### Records shown
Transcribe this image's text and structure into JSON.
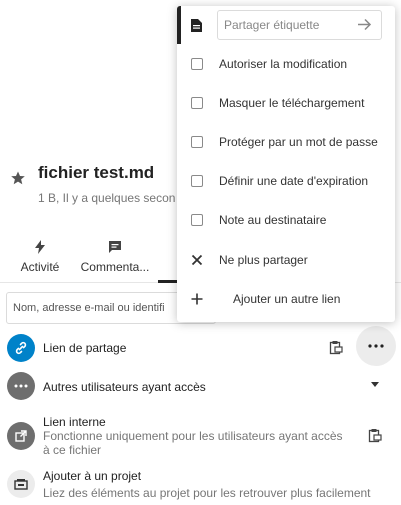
{
  "file": {
    "title": "fichier test.md",
    "subtitle": "1 B, Il y a quelques secon"
  },
  "tabs": [
    {
      "label": "Activité",
      "icon": "lightning-icon"
    },
    {
      "label": "Commenta...",
      "icon": "comment-icon"
    }
  ],
  "share_input": {
    "placeholder": "Nom, adresse e-mail ou identifi"
  },
  "share_rows": {
    "share_link": {
      "label": "Lien de partage",
      "icon": "link-icon",
      "color": "#0082c9"
    },
    "others": {
      "label": "Autres utilisateurs ayant accès",
      "icon": "more-horizontal-icon"
    },
    "internal": {
      "label": "Lien interne",
      "desc": "Fonctionne uniquement pour les utilisateurs ayant accès à ce fichier",
      "icon": "external-link-icon"
    },
    "project": {
      "label": "Ajouter à un projet",
      "desc": "Liez des éléments au projet pour les retrouver plus facilement",
      "icon": "projects-icon"
    }
  },
  "popover": {
    "label_placeholder": "Partager étiquette",
    "options": [
      "Autoriser la modification",
      "Masquer le téléchargement",
      "Protéger par un mot de passe",
      "Définir une date d'expiration",
      "Note au destinataire"
    ],
    "unshare": "Ne plus partager",
    "add_link": "Ajouter un autre lien"
  },
  "colors": {
    "primary": "#0082c9",
    "text": "#222222",
    "muted": "#767676"
  }
}
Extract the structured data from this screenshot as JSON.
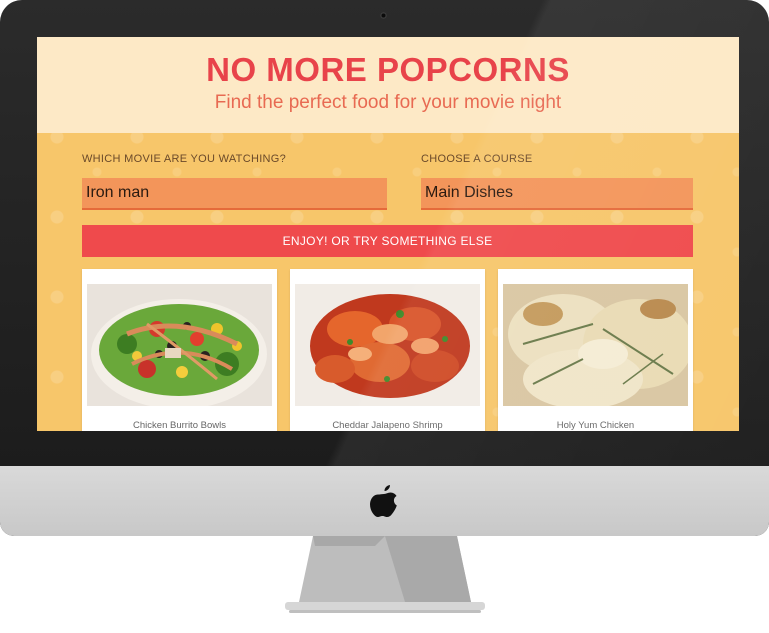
{
  "hero": {
    "title": "NO MORE POPCORNS",
    "subtitle": "Find the perfect food for your movie night"
  },
  "form": {
    "movie": {
      "label": "WHICH MOVIE ARE YOU WATCHING?",
      "value": "Iron man"
    },
    "course": {
      "label": "CHOOSE A COURSE",
      "value": "Main Dishes"
    },
    "submit_label": "ENJOY! OR TRY SOMETHING ELSE"
  },
  "results": [
    {
      "name": "Chicken Burrito Bowls"
    },
    {
      "name": "Cheddar Jalapeno Shrimp"
    },
    {
      "name": "Holy Yum Chicken"
    }
  ],
  "colors": {
    "accent_red": "#e8434a",
    "button_red": "#ef4a4c",
    "input_orange": "#f3955a",
    "page_yellow": "#f7c66a",
    "hero_cream": "#fde9c6"
  },
  "icons": {
    "apple_logo": "apple-logo-icon",
    "camera": "camera-dot"
  }
}
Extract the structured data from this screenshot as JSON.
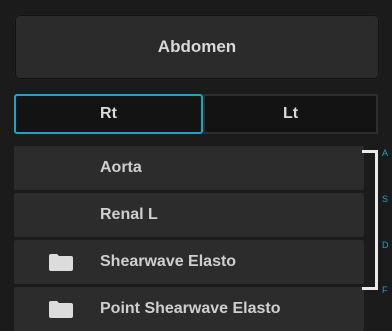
{
  "header": {
    "title": "Abdomen"
  },
  "side_toggle": {
    "rt_label": "Rt",
    "lt_label": "Lt",
    "selected": "Rt"
  },
  "list": {
    "items": [
      {
        "label": "Aorta",
        "icon": null
      },
      {
        "label": "Renal L",
        "icon": null
      },
      {
        "label": "Shearwave Elasto",
        "icon": "folder-icon"
      },
      {
        "label": "Point Shearwave Elasto",
        "icon": "folder-icon"
      }
    ]
  },
  "scrollbar_labels": {
    "letters": [
      "A",
      "S",
      "D",
      "F"
    ]
  },
  "colors": {
    "accent": "#19a7c4",
    "background": "#1b1b1b",
    "button": "#2b2b2b",
    "list_item": "#2c2c2c",
    "text": "#d8d8d8"
  }
}
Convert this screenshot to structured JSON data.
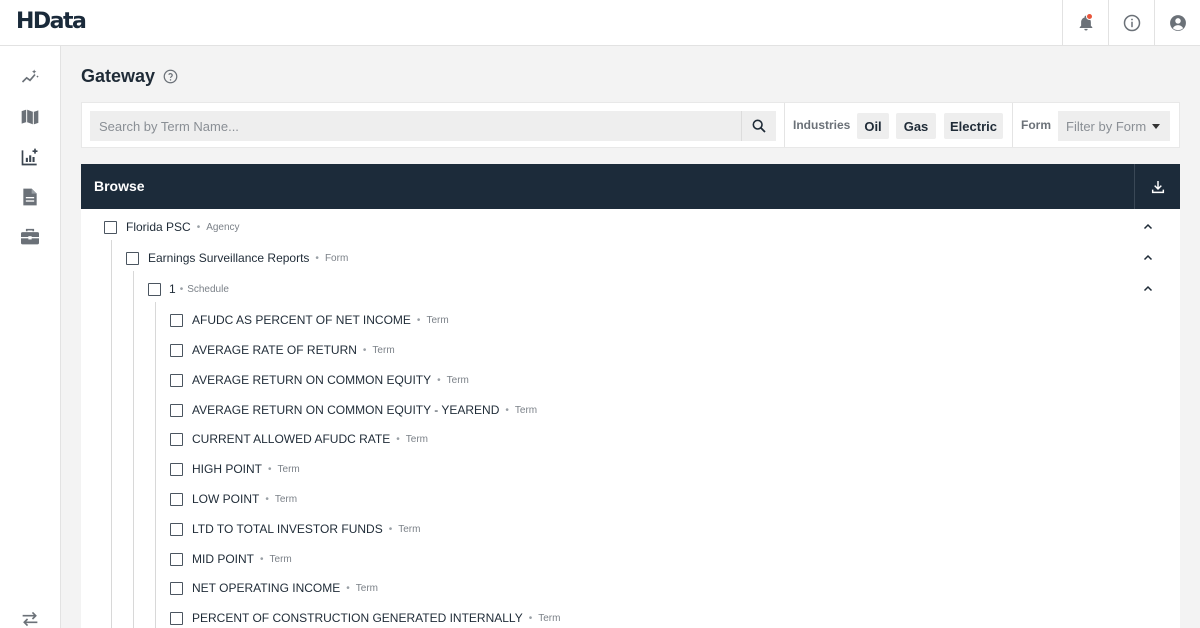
{
  "app": {
    "logo": "HData"
  },
  "colors": {
    "header_dark": "#1c2b3a",
    "accent_notification": "#e8553b",
    "background": "#f3f3f3"
  },
  "topbar": {
    "actions": [
      {
        "icon": "bell-icon",
        "has_notification": true
      },
      {
        "icon": "info-icon"
      },
      {
        "icon": "user-account-icon"
      }
    ]
  },
  "sidebar": {
    "items": [
      {
        "icon": "sparkle-chart-icon"
      },
      {
        "icon": "map-book-icon"
      },
      {
        "icon": "chart-add-icon"
      },
      {
        "icon": "document-icon"
      },
      {
        "icon": "briefcase-icon"
      },
      {
        "icon": "swap-arrows-icon"
      }
    ]
  },
  "page": {
    "title": "Gateway"
  },
  "filters": {
    "search_placeholder": "Search by Term Name...",
    "industries_label": "Industries",
    "industries": [
      "Oil",
      "Gas",
      "Electric"
    ],
    "form_label": "Form",
    "form_placeholder": "Filter by Form"
  },
  "browse": {
    "title": "Browse",
    "separator": "•",
    "agency": {
      "name": "Florida PSC",
      "type": "Agency"
    },
    "form": {
      "name": "Earnings Surveillance Reports",
      "type": "Form"
    },
    "schedule": {
      "name": "1",
      "type": "Schedule"
    },
    "terms": [
      {
        "name": "AFUDC AS PERCENT OF NET INCOME",
        "type": "Term"
      },
      {
        "name": "AVERAGE RATE OF RETURN",
        "type": "Term"
      },
      {
        "name": "AVERAGE RETURN ON COMMON EQUITY",
        "type": "Term"
      },
      {
        "name": "AVERAGE RETURN ON COMMON EQUITY - YEAREND",
        "type": "Term"
      },
      {
        "name": "CURRENT ALLOWED AFUDC RATE",
        "type": "Term"
      },
      {
        "name": "HIGH POINT",
        "type": "Term"
      },
      {
        "name": "LOW POINT",
        "type": "Term"
      },
      {
        "name": "LTD TO TOTAL INVESTOR FUNDS",
        "type": "Term"
      },
      {
        "name": "MID POINT",
        "type": "Term"
      },
      {
        "name": "NET OPERATING INCOME",
        "type": "Term"
      },
      {
        "name": "PERCENT OF CONSTRUCTION GENERATED INTERNALLY",
        "type": "Term"
      }
    ]
  }
}
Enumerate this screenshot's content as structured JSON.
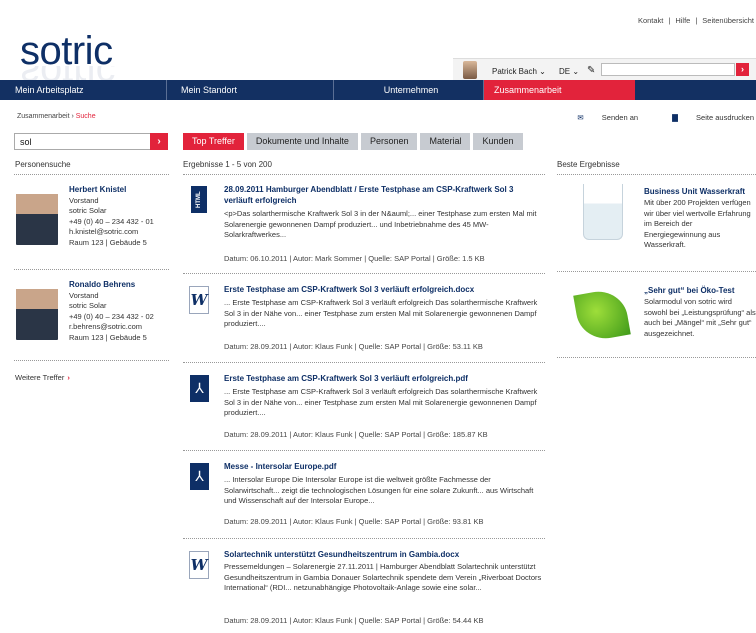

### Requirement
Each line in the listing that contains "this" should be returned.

### Answer section
Transcribe this image's text and structure into JSON.
Extract the structured data from this screenshot as JSON.
Extract the structured data from this screenshot as JSON.
Convert this screenshot to structured JSON data.
Enumerate this screenshot's content as structured JSON.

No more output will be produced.